19 OCTOBER 1929, Page 17


[To the Editor of the SPECTATOR.]

SIR,—Will you allow space to an old friend of Harold Begbie to supplement by a few personal impressions your apprecia- tion of his work ? It is, alas, an acknowledged fact that, with all his brilliancy of style, his depth of feeling and his

Love for mankind, he did not play that role in his generation 4 • to whicb apparently he was entitled. The cause of this partial failure may be found, as you say, in his versatility, but also in his impatience. The desire for reform burnt in his heart. In order to find a way out of the wilderness and darkness he tried many roads.

His deep love for his wife and children, his anxiety for their welfare after he had gone, caused a division of his powers between the spiritual and the material. He had many friends ; he had no foes. He began as a Radical and ended as a Tory, but he was a Tory because he believed that relief in taxation would come from that quarter. He begrudged taxation, not because the State was not entitled to it, but because it made an inroad on his savings which he wished to accumulate for his wife and children. He knew that the end was near, and his industry, his lust for work, did not abate until the end. On his deathbed he continued to work, prompted to superhuman exertions by hil desire to leave a further source of income behind for those whom he loved so dearly.

You say that Mr. Begbie had an evangelical fervour. Here, again, his thought was not directed by the rules and observations of the Church in which he was brought up. flis mind was free of prejudice. The teachings of Christ and man's observance of them were the fundamental source of his creed. He groped in darkness in order to find light. At one time, not very long before the end, he imagined he had found the truth in Jehovah, the God of the Jews. Thus he found temporary happiness, as he mentioned to me once, but only once. Undoubtedly he was in that state of mind when he wrote the historical sketch which you mention, in which " he completely secularized the figure of Christ."

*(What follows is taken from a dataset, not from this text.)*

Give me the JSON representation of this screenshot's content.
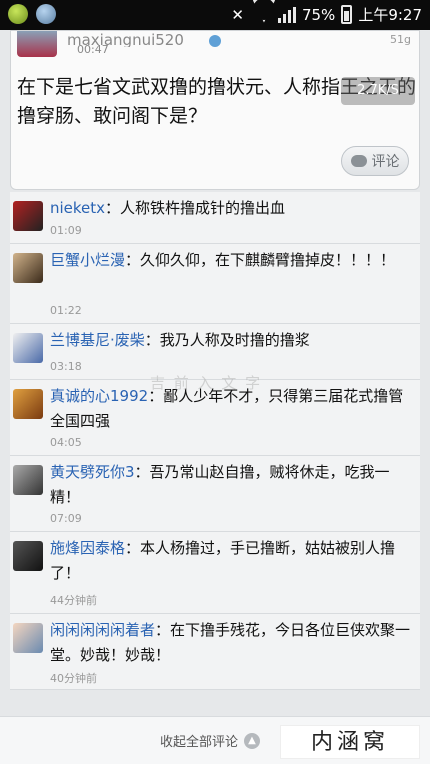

With Mr. Begbie has departed one of the outstanding figures of the literary world. He has written much that will be preserved as a source of knowledge for those who Will live aftei us. His contemporaries will always remember him as the most loving, the most generous, most merciful of